Every year, 70% of Sala Baï students are girls because they are more vulnerable and it is so much harder for them to access stable employment. Agir pour le Cambodge’s strategy is to fight against human trafficking and help women to become independent by providing them with one year training in the catering and hospitality professions.
Nearly 1,200 girls from poor families have already been trained at Sala Baï. They are living proof of the positive impact of education on their lives and on the lives of their family members. Once they join the world of working women, they continue to mobilise for the education of girls in Cambodia. Take Sok Meng for whom Sala Baï was a springboard out of poverty and who continues to raise awareness in her community of the importance of access to education and training for girls, especially in rural areas.
This awareness-raising work is beginning to show results.

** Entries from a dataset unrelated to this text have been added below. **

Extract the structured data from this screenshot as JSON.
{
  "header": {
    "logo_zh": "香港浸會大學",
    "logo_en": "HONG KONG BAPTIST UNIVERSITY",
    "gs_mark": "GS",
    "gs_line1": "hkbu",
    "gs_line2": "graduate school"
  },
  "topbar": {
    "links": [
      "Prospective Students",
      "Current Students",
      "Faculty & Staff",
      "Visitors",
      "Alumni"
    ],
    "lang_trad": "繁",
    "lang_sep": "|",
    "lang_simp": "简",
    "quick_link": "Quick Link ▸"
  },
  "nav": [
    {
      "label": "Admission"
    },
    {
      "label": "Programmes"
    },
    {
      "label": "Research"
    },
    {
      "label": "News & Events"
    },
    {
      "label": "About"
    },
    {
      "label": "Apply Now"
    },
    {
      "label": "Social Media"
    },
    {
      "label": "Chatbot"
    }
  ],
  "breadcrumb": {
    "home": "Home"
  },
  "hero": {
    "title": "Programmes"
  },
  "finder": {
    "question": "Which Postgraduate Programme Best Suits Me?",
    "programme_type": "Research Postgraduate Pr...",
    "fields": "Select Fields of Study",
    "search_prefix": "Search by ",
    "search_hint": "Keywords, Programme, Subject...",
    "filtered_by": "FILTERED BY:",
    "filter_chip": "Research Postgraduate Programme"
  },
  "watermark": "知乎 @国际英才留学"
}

Sophal, Sala Baï social worker particularly responsible for recruitment, testifies:
“Traditionally, when there was an opportunity for a child to study, parents would prioritise boys and girls stayed in the village. They would help in the home and work in the rice fields. Boys also have the possibility of studying in monasteries and becoming monks.
A girl who left her village and moved to a big town was frowned upon. Now, Cambodian law promotes equality and NGOs that have started to work in Cambodia have raised families’ awareness of gender issues and tourism provides opportunities for women in the service sector. Parents have a better understanding of such opportunities for their daughters that will enable them to earn a living with dignity and also support their families in a job that has career prospects. Times are changing and women are forging ahead!”
Despite these encouraging progresses, a 2018 report from Save the Children highlighted the increase in the number of early pregnancies. Between 2014 and 2018, the number of girls aged 15 to 19 who fell pregnant in Cambodia rose by 50%, as a result of lack of access to education. Mobilisation and actions in favour of girls must be continued.
Education and training are essential if girls are to access stable, quality employment. The tourism sector is an ideal sector as employment opportunities in this sector are open to both boys and girls. Receiving free training in catering and hospitality will enable them to access employment in a growing economic sector and thus transform their lives and those of their families.